April 30, 2006

Do you remember your first high school dance?

Maybe you were one of the free and the brave who stepped out on the dance floor as soon as the music started.

I certainly wasn’t. 

I was one of the majority of kids hanging out in the corner of the gym thinking how much fun it would be to dance,

but much too shy and awkward to take the plunge.

It was the early 80’s when disco was just about dead

         and breakdancing was beginning to be all the rage.

My parents had taught me a few polka steps for my cousin Marylou’s

Polish wedding, but moonwalking and spinning on my head was

way beyond me,

not to mention actually asking a girl to slow dance!

As an adult I remain a reluctant dancer,

                   although it still looks like a lot of fun to me.

Dance, however, has become a central image in my spiritual life,

especially since meeting Fr. Bob VerEecke and worshiping here at

St. Ignatius where we are so fortunate to have the Boston

         Liturgical Dance Ensemble pray with us at Christmas, Easter and

         other big holy days during the church year.

This week, for my birthday, I received tickets from Fr. Bob to the Alvin Ailey American Dance Theater.

I loved every minute of the flawless performance.

The dancers were stunning.

Their energy, their precision, their grace and beauty,

                                    were a revelation to me of God the dancer.

They spoke to me of the kind of passionate, embodied life and love that we are all called to as sharers in the resurrected life of Christ.

One of the things I really appreciated about the Alvin Ailey dancers was the intentionality of their movements and the fullness of their presence to each other and to the audience.

This kind of intentionality, embodied movement, and real presence

are what liturgy

and Christian service are supposed to be about.

 

I think that too often our liturgical lives as Christians here in Church

                  and our lives of service out in the world

look too much like the early hours of a high school dance.

As Christians we can be much too reluctant and fearful.

We stand against the wall in a dark corner watching a few brave

         dancers in the middle of the room.

We dream of joining in the

         fun, but we never really find the courage to bust a move.

Too often we are like those first disciples huddled behind locked doors in the upper room.

Our fears and self-doubts keep us from embodying our faith and love.

Our indifference and complacency keep us from being really present

to God and to each other.

Our singing is restrained.

Our posture is pathetic.

Our service is too selective.

Our kiss of peace is unconvincing.

Our work for justice is wanting.

We fail to look the poor and oppressed directly in the eye and welcome them into our friendship.
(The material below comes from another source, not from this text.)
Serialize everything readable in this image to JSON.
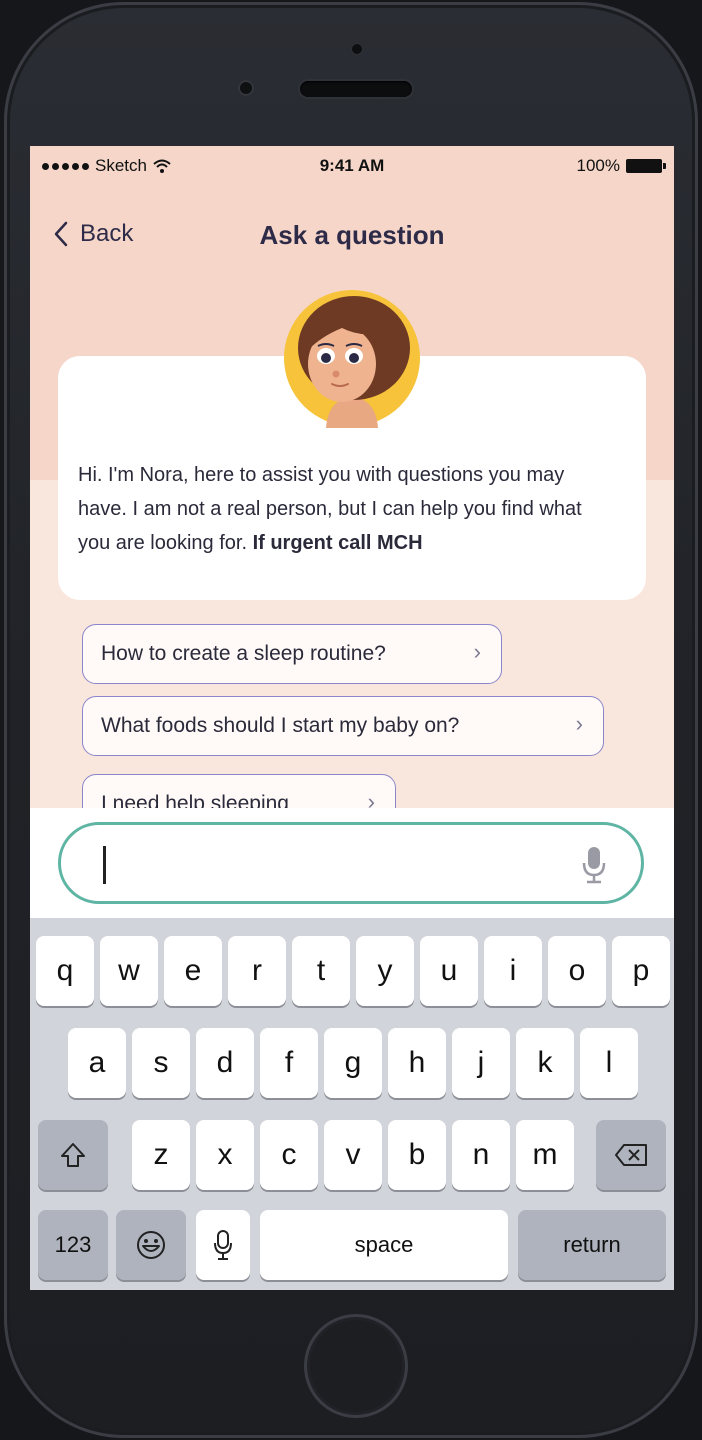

But the good news is that Jesus breaks through those locked doors

He comes down off the stage, off the dance floor,  

into the dark corners of the gym and reaches out his hand to us.
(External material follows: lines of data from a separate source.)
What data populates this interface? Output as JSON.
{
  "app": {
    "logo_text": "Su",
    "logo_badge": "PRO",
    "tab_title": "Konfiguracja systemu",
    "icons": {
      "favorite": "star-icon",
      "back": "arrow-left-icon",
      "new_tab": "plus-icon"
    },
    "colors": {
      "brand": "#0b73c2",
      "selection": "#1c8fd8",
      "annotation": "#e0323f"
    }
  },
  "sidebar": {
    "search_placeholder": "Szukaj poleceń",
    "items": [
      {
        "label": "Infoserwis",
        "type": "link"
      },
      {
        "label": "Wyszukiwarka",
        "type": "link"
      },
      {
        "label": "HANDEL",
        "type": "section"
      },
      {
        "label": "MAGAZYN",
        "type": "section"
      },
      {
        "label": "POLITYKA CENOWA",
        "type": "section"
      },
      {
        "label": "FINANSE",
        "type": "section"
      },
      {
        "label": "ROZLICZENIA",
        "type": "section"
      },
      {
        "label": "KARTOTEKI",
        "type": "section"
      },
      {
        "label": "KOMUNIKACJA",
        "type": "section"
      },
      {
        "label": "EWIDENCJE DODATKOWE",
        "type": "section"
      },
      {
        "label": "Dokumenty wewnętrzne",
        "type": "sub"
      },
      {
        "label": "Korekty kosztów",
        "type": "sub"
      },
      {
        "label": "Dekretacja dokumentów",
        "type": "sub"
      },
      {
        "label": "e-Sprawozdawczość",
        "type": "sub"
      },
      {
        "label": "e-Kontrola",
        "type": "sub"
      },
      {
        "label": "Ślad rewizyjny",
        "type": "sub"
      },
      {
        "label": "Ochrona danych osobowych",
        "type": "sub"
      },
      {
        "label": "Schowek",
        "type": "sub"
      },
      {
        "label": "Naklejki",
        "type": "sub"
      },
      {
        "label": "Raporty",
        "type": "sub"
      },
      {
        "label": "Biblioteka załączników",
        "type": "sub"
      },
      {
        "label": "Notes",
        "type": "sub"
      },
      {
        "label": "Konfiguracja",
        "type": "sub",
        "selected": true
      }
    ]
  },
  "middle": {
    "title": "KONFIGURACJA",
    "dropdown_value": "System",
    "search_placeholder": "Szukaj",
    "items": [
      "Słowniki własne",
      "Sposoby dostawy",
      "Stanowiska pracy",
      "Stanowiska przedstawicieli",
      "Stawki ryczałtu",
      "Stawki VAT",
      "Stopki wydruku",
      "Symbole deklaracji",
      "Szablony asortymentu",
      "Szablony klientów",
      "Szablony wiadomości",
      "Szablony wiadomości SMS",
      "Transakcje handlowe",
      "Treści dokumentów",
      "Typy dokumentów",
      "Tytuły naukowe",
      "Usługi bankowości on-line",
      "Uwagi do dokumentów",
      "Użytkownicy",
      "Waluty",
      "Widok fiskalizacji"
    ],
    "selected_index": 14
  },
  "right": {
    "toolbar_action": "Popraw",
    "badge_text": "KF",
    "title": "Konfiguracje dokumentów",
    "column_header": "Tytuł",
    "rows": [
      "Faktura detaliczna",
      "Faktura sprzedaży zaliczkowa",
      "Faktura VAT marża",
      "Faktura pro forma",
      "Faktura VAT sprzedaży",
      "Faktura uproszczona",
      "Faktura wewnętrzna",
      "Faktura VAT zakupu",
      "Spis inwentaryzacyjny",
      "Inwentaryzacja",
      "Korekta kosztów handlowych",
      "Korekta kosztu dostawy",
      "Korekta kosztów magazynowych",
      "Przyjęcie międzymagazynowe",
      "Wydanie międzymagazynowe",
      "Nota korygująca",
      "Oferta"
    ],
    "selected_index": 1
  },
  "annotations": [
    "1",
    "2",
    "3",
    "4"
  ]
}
He invites us to dance.

He never stops inviting us to the fullness and freedom of his resurrected life.

Oh yes, it’s terrifying, and the sight of this risen Jesus, dancing  toward us, pulling us into the spotlight

can startle us just like it startled those first disciples.

But he is gentle, patient and forgiving:

“Why are you troubled?” he asks.

“And why do questions arise in your hearts?”

Touch me and see that I am real. 

My love for you is the most real thing in the world.

                  I won’t leave you alone on the dance floor.

                  In fact, I’ll make you look pretty darn good.

Be not afraid.”

Those first disciples who were startled and terrified

                           soon became amazed and incredulous with joy.

         In this joy they danced their way to their own crosses and

         their own resurrections.

We can know this joy too.

We can all be among the free and the brave.

With the risen Christ, the world is our dance floor.

Shall we dance?

 


Copyright © 2007 St. Ignatius.